As I was preparing my exclusive whistleblower story, a commentary was released in the journal Nature that sought to weigh in on the late-stage negotiations in the European Union on its Renewable Energy Directive (RED) as it applied to biomass harvest and burning. The headline pretty much summed up the message: EU climate plan boosts bioenergy but sacrifices carbon storage storage and biodiversity.
I interviewed the lead author, Tim Searchinger of Princeton, sought comments from sources in The Netherlands and Germany regarding the state of the negotiations, got one German member of parliament to answer a few questions without attribution, and layered in context regarding European politics and bioenergy industry lobbying.
The result: this story that updates readers on the state of RED negotiations and the latest scientific arguments for limiting biomass harvest and burning, and eliminating billions in subsidies. A reference to my whistleblower story fit into the story as well.
This Monday afternoon, Dec. 7, 2016, on the first day of the final week of the 21st UN climate summit, I slipped into a press conference just as Ban Ki-moon, the UN general secretary, was answering a question of great interest to me — the intersection of faith and climate change. Here’s what he said:
“I am very grateful to Pope Francis for his clear moral leadership on this issue with the document he released in June (the papal encyclical Laudato Si, On Care for Our Common Home). I have spoken with him about this and greatly appreciate his efforts in support of the environment.
“It’s important to realize that climate change has nothing to do with religion. It has everything to do with humanity. We have to show some wisdom. Not just wisdom, but common sense. We have to live harmoniously with nature. Nature does not negotiate with human beings. We have to adjust to nature. That’s our only choice.
“We have to do what science tells us. Climate change is caused by human behavior. It only follows that humans have to change their behavior. As you know, we don’t hear many skeptics any longer. Even so, faith leaders have a role to play in convincing the remaining skeptics that climate change is real, and with faith leaders, we must all act and work as one.

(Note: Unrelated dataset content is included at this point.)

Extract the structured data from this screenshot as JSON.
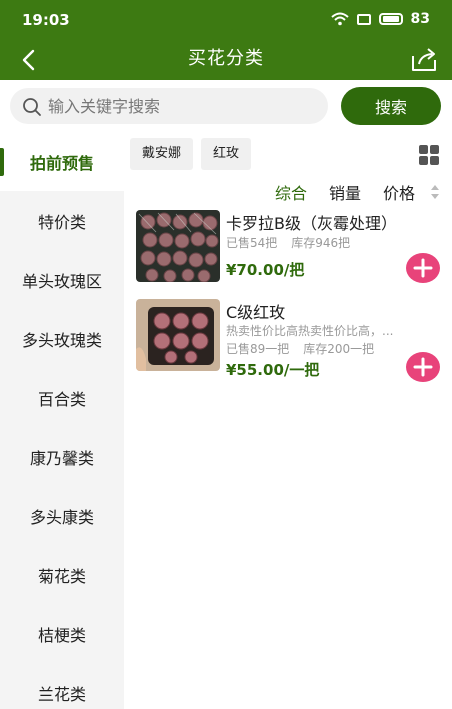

“We have only one planet. There is no Plan B because there is no planet B.”